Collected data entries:
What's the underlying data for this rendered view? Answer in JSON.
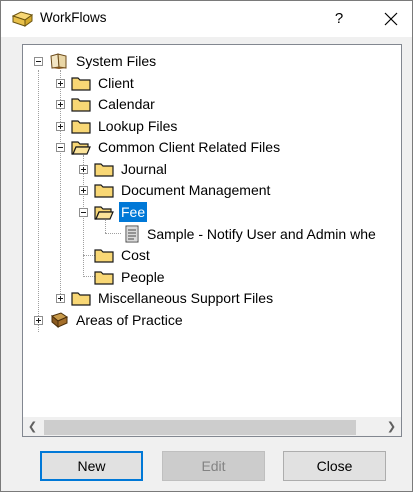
{
  "window": {
    "title": "WorkFlows",
    "help_label": "?"
  },
  "tree": {
    "nodes": [
      {
        "label": "System Files",
        "icon": "book-open-icon",
        "expanded": true
      },
      {
        "label": "Client",
        "icon": "folder-icon",
        "expanded": false
      },
      {
        "label": "Calendar",
        "icon": "folder-icon",
        "expanded": false
      },
      {
        "label": "Lookup Files",
        "icon": "folder-icon",
        "expanded": false
      },
      {
        "label": "Common Client Related Files",
        "icon": "folder-open-icon",
        "expanded": true
      },
      {
        "label": "Journal",
        "icon": "folder-icon",
        "expanded": false
      },
      {
        "label": "Document Management",
        "icon": "folder-icon",
        "expanded": false
      },
      {
        "label": "Fee",
        "icon": "folder-open-icon",
        "expanded": true,
        "selected": true
      },
      {
        "label": "Sample - Notify User and Admin whe",
        "icon": "document-icon"
      },
      {
        "label": "Cost",
        "icon": "folder-icon"
      },
      {
        "label": "People",
        "icon": "folder-icon"
      },
      {
        "label": "Miscellaneous Support Files",
        "icon": "folder-icon",
        "expanded": false
      },
      {
        "label": "Areas of Practice",
        "icon": "book-closed-icon",
        "expanded": false
      }
    ]
  },
  "buttons": {
    "new_label": "New",
    "edit_label": "Edit",
    "close_label": "Close"
  },
  "colors": {
    "selection": "#0078d7",
    "folder_fill": "#f8d775",
    "folder_stroke": "#8a6d1a"
  }
}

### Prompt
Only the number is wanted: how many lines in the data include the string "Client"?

### Your solution
2